The Olympic Dam Mine, owned by BHP, is a large poly-metallic underground mine located in Roxby Downs, South Australia. It is the fourth largest copper deposit and the largest known single deposit of uranium in the world.
Shutdown works are an essential part of running a mine and allow for work to be conducted safely and efficiently. Rebuilding of the furnace at the BHP Olympic Dam site was the largest planned maintenance shutdown in the mine’s history. The $350 million project included upgrades to the smelter, refinery, concentrator, and other key infrastructure. Key project goals were zero injuries and no delays to the project timeline.
Horizontal Smelter Furnace Rebrick
Over time, the extreme heat in the smelter furnace erodes the brick lining which then needs to be rebricked. The demolishing of the existing brick lining is a manual process undertaken by workers in a confined environment and creates hazardous dust including Respirable Crystalline Silica (RCS) that needs to be controlled to protect the health and safety of workers and the surrounding environment.
Health and Safety: Driving Demand for Dust Control
Respirable dust poses a serious risk to the health and safety of workers, and / or an impact on the surrounding environment. Demolition and construction works are governed by regulations across Australia by the Environmental Protection Authorities established in each state, who administer legislation covering air and water quality, waste, contaminated land, noise, pesticides and hazardous waste. Safe Work Australia is also actively working on national policy to improve work health and safety (WHS) and workers’ compensation arrangements across Australia.
Silica is a natural substance found in most rocks, sand and clay and in products such as bricks and concrete. When these products are cut or sanded down, they create dust that be fine enough to reach deep inside the lung, known as Respirable Crystalline Silica (RCS) which can cause a harm to health. Silica dust can cause silicosis, a serious irreversible lung disease, and lung cancer. Inhalation of brick dust or RCS can lead to serious and sometimes fatal illnesses, particularly if breathed for prolonged periods or in a very high volume for short periods.
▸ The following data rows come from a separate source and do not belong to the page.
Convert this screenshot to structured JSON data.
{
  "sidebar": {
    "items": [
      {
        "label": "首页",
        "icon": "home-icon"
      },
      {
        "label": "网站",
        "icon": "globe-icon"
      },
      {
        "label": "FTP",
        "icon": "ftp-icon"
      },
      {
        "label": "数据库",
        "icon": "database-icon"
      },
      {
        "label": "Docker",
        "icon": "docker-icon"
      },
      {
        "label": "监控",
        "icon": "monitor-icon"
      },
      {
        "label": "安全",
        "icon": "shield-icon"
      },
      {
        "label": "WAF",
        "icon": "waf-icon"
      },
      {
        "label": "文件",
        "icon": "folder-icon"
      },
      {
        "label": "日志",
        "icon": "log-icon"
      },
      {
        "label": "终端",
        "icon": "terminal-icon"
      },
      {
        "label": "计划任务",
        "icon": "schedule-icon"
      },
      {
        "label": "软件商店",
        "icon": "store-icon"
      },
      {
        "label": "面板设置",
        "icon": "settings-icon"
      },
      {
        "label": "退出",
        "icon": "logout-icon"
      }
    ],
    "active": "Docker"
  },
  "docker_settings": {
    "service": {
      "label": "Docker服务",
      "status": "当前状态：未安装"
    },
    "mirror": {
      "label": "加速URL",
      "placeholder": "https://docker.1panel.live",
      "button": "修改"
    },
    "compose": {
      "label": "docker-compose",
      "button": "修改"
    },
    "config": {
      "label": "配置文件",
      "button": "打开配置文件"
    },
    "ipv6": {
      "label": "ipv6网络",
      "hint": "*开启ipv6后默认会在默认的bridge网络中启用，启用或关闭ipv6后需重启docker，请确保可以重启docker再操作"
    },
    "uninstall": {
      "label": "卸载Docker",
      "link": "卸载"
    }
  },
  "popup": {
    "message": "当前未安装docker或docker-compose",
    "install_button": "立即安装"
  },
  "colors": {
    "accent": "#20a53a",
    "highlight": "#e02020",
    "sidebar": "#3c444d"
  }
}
Under the Workplace Health and Safety Act (WHS) Regulations any Person Conducting Business or Undertaking (PCBUs) have specific duties to manage the risks to health and safety when using, handling, generating and storing hazardous chemicals, including silica. They also have a duty to ensure the workplace exposure standard for Crystalline Silica is not exceeded and to provide health monitoring to workers.
Managing risks and worker exposure to silica can be achieved by selecting and implementing measure using the hierarchy of controls, including engineering controls that minimise the risk of exposure to generated dust, including the use of dust collection attachments. The workplace exposure standard for respirable crystalline silica that must not be exceeded 0.05mg/m3 (eight-hour time weighted average).
By calculating the area of the furnace and the duct configuration required to extract dust from the working area, the Grydale engineering team calculated the size of dust collector required to place the furnace under negative pressure and provide effective dust control for the duration of demolition and construction works. This solution was then positioned to BHP by Swart and Sons as part of a shutdown works contract. Upon award of the contract, Swart and Sons cross-hired one of our rental fleet for the duration of works.
The dust collector was positioned outside of the furnace, to place the working area under negative pressure. Dirty air was pulled from the working area to the dust collector and clean air was exhausted to the atmosphere.
The overall shutdown works project was one of the largest in the Southern hemisphere to be completed on time with zero injuries, a testament to the planning, contractors and the solutions used to execute works.
The use of the Grydale JMS-60-MES (60m3/s, Mobile, Electric, Skid) dust collector provided an effective dust control solution for the rebricking of the horizontal furnace, protecting the health and safety of workers on site and the surrounding environment.
Projects that required dust collectors with large air volumes previously had to use of multiple smaller volume dust collectors. However, Grydale offer 40m3/s (85,000 CFM), 50m3/s (105,000 CFM) and 60m3/s (125,000 CFM) units in their rental fleet and are therefore able to offer a cost effective and efficient dust collection solution for shutdown works.
Large Volume Mobile Dust Collectors: Benefits
Using a single machine has the following benefits:
1) Simplified set up.
2) Reduced space requirements on site.
3) Cost effective freight and logistics.
4) Cost effective operation and maintenance costs of a single dust collector.
If multiple machines were used then the working area would need to be subdivided and multiple duct runs set up to link back to individual machines. There would also need to be more resources on site to run multiple machines.